I'd much rather read this insanity than learn how to troubleshoot my Wi-Fi connection.

Admit it, you'd much rather read this insanity than learn how to troubleshoot your Nintendo Wi-Fi Connection.

Granted, at least Nintendo still puts in some semblance of effort with its newer Mario manuals. Lots of pictures and pretty colours, and all in all, they do a pretty good job of explaining the game mechanics. However, a lot of other game companies have completely done away with the in-depth manuals of old, replacing them with cheaply produced black-and-white inserts that explain practically next to nothing about any aspect of the game save for a tiny controller map outlining which button does what.

I suppose the justification is that since hardly anybody reads the manuals (besides me), there’s no point in devoting time and resources to the project. And while this makes sense, it hardly dampens the harsh blow of disappointment that festers inside me after skimming through yet another sub-par instruction booklet.

Luckily, the lost art of awesome instruction booklets isn’t completely lost, as a select few companies still “get it”.

Useful? Not really. A good read? Most definitely.

Useful? Not really. A good read? Most definitely.

While the manuals for the Grand Theft Auto games will never be accused of being particularly useful (they’re more form than function), they’re always an entertaining read, as Rockstar Games presents the elements of the game through a series of well-written Liberty City phone books ads, tourism brochures, police bulletins, etc.

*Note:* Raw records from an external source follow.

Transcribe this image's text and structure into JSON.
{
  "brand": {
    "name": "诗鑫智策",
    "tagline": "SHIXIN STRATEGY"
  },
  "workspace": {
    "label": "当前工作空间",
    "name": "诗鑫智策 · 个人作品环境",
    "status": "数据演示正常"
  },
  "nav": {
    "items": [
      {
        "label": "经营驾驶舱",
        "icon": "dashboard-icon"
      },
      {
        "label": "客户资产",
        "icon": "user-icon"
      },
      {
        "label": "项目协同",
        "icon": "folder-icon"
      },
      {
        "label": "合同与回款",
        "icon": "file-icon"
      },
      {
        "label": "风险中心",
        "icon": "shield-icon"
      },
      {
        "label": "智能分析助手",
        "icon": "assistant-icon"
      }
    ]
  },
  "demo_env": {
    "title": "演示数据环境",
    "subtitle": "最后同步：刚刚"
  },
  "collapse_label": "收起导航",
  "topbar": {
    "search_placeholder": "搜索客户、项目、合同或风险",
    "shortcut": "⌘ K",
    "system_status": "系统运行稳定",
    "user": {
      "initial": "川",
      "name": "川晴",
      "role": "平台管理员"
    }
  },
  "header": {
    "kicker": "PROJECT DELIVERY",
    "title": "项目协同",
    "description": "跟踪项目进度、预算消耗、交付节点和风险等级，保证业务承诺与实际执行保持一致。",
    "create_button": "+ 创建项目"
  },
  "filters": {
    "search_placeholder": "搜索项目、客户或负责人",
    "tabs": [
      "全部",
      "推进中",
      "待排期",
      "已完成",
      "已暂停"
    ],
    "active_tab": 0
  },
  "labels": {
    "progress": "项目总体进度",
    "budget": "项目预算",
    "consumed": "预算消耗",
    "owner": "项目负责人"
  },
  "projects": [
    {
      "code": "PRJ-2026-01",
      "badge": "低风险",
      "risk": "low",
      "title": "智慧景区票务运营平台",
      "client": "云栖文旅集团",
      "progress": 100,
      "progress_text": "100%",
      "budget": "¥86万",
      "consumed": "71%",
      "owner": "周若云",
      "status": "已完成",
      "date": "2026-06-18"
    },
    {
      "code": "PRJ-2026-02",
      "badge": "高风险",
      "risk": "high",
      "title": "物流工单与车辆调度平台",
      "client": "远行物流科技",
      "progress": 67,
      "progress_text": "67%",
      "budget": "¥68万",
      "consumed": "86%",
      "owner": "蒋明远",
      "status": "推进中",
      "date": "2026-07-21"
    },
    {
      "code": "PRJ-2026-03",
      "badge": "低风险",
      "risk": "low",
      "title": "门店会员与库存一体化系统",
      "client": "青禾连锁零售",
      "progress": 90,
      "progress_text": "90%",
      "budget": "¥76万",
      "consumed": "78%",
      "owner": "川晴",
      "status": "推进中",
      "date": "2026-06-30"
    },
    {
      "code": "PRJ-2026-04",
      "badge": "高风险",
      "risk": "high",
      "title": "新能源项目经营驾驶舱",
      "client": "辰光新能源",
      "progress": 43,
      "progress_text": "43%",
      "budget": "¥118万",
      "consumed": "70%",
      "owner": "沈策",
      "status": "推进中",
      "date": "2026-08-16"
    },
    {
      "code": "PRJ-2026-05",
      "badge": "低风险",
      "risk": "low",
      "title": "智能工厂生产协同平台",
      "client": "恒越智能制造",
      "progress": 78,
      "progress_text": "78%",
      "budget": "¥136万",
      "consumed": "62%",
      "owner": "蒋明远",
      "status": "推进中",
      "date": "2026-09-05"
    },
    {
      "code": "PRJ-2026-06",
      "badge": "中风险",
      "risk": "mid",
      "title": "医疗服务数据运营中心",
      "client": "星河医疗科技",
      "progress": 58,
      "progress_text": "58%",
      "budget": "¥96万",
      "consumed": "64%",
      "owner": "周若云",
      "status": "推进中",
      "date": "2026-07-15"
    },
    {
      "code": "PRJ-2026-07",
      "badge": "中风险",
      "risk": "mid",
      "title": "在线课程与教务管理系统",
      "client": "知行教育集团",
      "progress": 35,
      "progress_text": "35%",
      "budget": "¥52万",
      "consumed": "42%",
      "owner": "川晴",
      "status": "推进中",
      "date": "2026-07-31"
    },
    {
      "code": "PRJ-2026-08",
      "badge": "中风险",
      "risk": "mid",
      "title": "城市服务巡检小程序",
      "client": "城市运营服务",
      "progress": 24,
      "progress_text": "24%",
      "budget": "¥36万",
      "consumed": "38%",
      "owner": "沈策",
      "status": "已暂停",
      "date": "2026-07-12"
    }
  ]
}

It’s a truly great way to introduce the reader to the world they’re about to enter.

Meanwhile, Konami’s manual for Contra 4 for the Nintendo DS was hilariously old-school, written entirely in over-the-top, tongue-in-cheek, grammatically-incorrect language designed not to bore you with technical details, but to get you pumped about putting the boots to the alien menace. Even better, it also featured a list of enemies you’ll face along the way, including the ever-so-awesome “Ingrid Birdman” and “Missile Hugger 3000”.

While a few torchbearers of the craft remain, I fear for the future of the good ol’ instruction booklet, mostly due to the impending full-scale arrival of digital download delivery methods. Will the freedom of the digital form spark a renaissance for well-written and detailed manuals? Or is the instruction booklet as we know it witnessing its final days, soon to be replaced with mere FAQs and text files? Probably the latter … but I hope I’m wrong.

All video game manuals were sourced from Check it out … it’s a great trip down memory lane, if I do say so myself!